As soon as the Baltoro is completely up and running, Priesman says the shop will be taking out the remaining toner equipment. One of the few jobs that might still need toner would be a gum label application, which he notes that, due to the water in inkjet inks, he wouldn’t want to run on that platform. But since it’s been several years since that has come up, he feels confident that going all inkjet is the right decision.
“Should I have an unforeseen need [for toner], I can outsource it,” he says.
Building the Right Foundation
Before making the leap into the world of inkjet, Priesman took the time to learn everything he could about the technology and how it would impact his business. To do that, he attended Inkjet Summit in 2018.
“I was intrigued. I have been in printing my whole life, and I wanted to learn more,” he says. “I learned so much, I actually came away more enthused about the future of printing than I had been in probably 20 years.”
Seeing how far inkjet has come, and its ability to replace smaller offset equipment, while providing additional abilities such as variable data and shorter runs, was eye-opening. He also noted that staffing was starting to become an issue for some of the in-plant’s older offset equipment.
“Community colleges and trade schools aren’t training offset printers very well anymore,” he says. “I had no staffing problems at the moment, but down the road it will be harder to find someone without having to train them from scratch — and I don’t want to have to teach them offset.”
On the other hand, he notes that the requirements and skill levels to run the inkjet presses are entirely different, and are far more easily taught. He points out that it could easily take six months to a year to train even a journeyman offset press operator. Inkjet, however, can have someone up and running in a week, if not days.
“Knowing the staffing issues made me feel it was the right time to start exploring the technology in detail,” Priesman notes. “Inkjet Summit was the first step; I heard from manufacturers and users, and that was the best thing. I got to hear from people already doing it, both the pros and the cons. No one product is perfect for 100% of the applications.”
Finding the Right Fit

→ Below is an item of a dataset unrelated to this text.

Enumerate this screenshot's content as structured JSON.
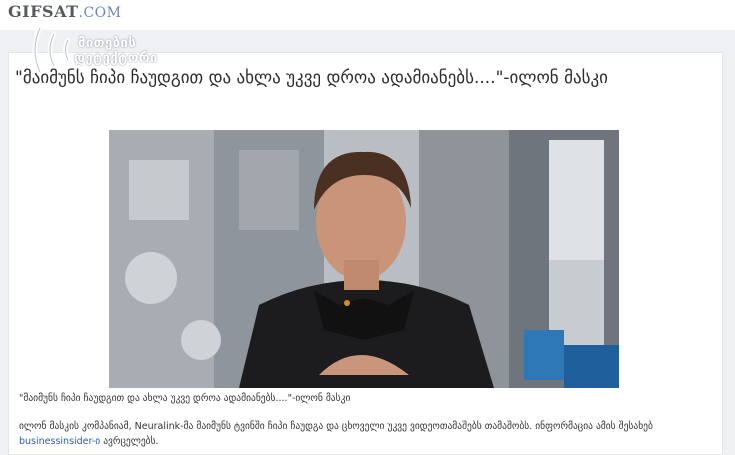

He was able to network with several in-plants of various sizes and types to hear about what equipment they went with, and how it worked for them. It helped him ultimately decide that the cut-sheet, rather than roll-fed, equipment was the right fit for his operation, and further that the Xerox platform was the right one for his application mix.
Priesman attended the Inkjet Summit again in 2019, this time as a panelist to share his own experiences and pass along what he has learned, just as he learned from others the year before.
For Priesman, it all comes back to looking ahead to the future, not just of his in-plant, but where print in general is going. Variable data is growing, and will only continue to grow; run lengths will continue to decrease; and the demand for full color will rise as well. Digital technologies will only capture more of the market over time, not less, and while there is still a place for toner, he notes that everything from the cost to even having less downtime on his inkjet equipment was a strong enough proposition to make it the right choice for his operation.
Omaha Public Schools Printing & Publications Services is a shining example of an in-plant evolving, so it can remain relevant to the changing needs of the overall operation, no matter where it might go next.